This, charged West German Defense Ministry State Secretary Lothar R"uehl in a barely civil rebuttal in the Frankfurt newspaper Allgemeine Zeitung, would undermine NATO defense of West Germany. Such cuts would forfeit ``forward defense'' along the East-West German border and let Soviet spearheads penetrate so deeply into West Germany that the SPD's recommended guerrilla-style harassment would stand no chance of repelling them, he said.
So shocking is this approach to West German voters, conservatives believe, that they plan on making a major issue of SPD defense policy in the campaign for next January's election. So unattractive does SPD chancellor candidate Johannes Rau consider this policy that he is downplaying it almost to the point of invisibility. For now, NATO diplomats are fairly relaxed about the SPD, since they expect the party to lose the election on economic issues, and they hope that SPD moderates will walk their party back in a more ``realistic'' direction during the four years before the next election.
Under the strong intellectual influence of the SPD's ferment, the Danish Social Democrats have fully embraced the idea of a ``purely defensive,'' non-provocative or ``popular,'' defense. In a policy paper published in late July, the party calls for the removal of bombs from Denmark's F-16 fighter jets (so the jets cannot be used ``offensively'' to strike airfields in Eastern Europe); the replacement of Danish naval craft by fishing boats (with spare-time surveillance duties) and on-shore missiles; and withdrawal of one of the three Danish brigades from neighboring Schleswig-Holstein in West Germany.
The strong implication of the policy paper is that Denmark might not join a common NATO defense the moment any attack was launched on front-line West Germany, but would begin to fight only when Denmark itself was on the verge of being invaded. Such a last-minute reaction would make reinforcement utterly impossible, the Danes have been told by the British and Dutch armies that NATO has assigned to come to Denmark's defense.
Some ironic anomalies have arisen as the left opposition and semi-opposition parties have written their nuclear abhorrence and general military discomfort into party programs. In justifying its total nuclear rejection, the British Labour Party has called -- however much critics may question its sincerity -- for increased spending for conventional defense. In elaborating non-provocative defense, the West German SPD is proposing passive barricades such as hedgerows and ditches on the North German Plain -- a stop NATO strategists have long been urging on West Germans, who resist increasing physical barriers dividing East and West Germany.
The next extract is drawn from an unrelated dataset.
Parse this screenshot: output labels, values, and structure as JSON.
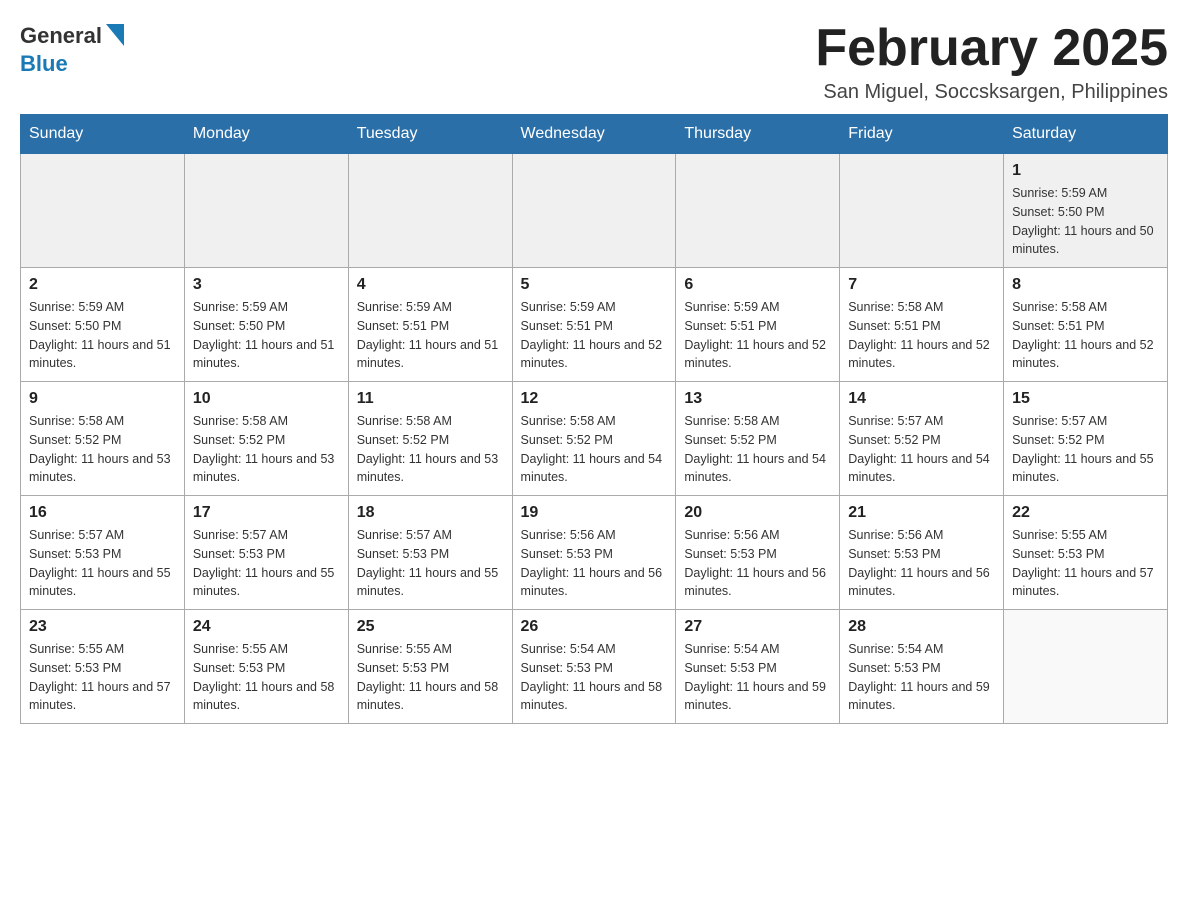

And the Danish Social Democrats, in defending the dismantling of the Navy, want to spruce up Denmark's present woeful reception facilities for reinforcements and build an anti-missile defense, the European equivalent of President Reagan's space-based Strategic Defense Initiative that is otherwise such a red flag to the European left.
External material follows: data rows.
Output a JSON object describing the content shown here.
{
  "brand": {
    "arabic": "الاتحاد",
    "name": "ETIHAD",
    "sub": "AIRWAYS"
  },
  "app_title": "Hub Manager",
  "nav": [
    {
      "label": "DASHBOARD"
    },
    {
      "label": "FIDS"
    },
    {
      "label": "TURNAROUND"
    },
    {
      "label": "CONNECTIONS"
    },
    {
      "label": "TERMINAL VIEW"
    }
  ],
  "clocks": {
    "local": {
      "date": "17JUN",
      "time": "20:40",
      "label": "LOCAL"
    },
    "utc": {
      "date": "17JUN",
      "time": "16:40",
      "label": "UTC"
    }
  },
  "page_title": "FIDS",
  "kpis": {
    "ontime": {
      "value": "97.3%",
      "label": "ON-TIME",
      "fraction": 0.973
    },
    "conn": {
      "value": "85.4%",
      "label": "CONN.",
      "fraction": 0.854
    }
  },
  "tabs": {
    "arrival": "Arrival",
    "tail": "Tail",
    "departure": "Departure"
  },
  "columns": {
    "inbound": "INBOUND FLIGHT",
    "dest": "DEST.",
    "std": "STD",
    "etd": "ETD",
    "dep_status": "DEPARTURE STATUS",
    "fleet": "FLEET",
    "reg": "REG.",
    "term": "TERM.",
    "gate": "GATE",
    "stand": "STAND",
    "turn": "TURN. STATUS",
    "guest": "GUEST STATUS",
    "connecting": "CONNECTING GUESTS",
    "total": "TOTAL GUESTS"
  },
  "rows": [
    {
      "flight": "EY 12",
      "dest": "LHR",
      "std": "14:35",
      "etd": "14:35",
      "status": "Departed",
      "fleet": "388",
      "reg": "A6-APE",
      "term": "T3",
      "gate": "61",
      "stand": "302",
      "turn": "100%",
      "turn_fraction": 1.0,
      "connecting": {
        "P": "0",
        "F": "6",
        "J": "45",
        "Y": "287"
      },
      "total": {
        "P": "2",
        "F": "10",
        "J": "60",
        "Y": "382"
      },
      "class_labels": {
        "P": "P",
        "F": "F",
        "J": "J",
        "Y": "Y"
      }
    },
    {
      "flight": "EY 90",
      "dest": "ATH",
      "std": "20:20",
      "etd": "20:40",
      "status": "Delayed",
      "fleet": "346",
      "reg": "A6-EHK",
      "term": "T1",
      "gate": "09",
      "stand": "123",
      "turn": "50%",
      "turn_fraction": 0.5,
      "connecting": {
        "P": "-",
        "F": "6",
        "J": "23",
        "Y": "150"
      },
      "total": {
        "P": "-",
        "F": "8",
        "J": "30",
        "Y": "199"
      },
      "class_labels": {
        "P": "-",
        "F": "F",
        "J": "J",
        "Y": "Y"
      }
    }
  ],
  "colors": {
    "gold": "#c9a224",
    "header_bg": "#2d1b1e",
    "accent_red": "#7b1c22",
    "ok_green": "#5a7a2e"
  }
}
There is an emerging attempt to coordinate the defense policies of NATO Socialist and Social Democratic parties, and the results tend to favor not the radical left, but the center.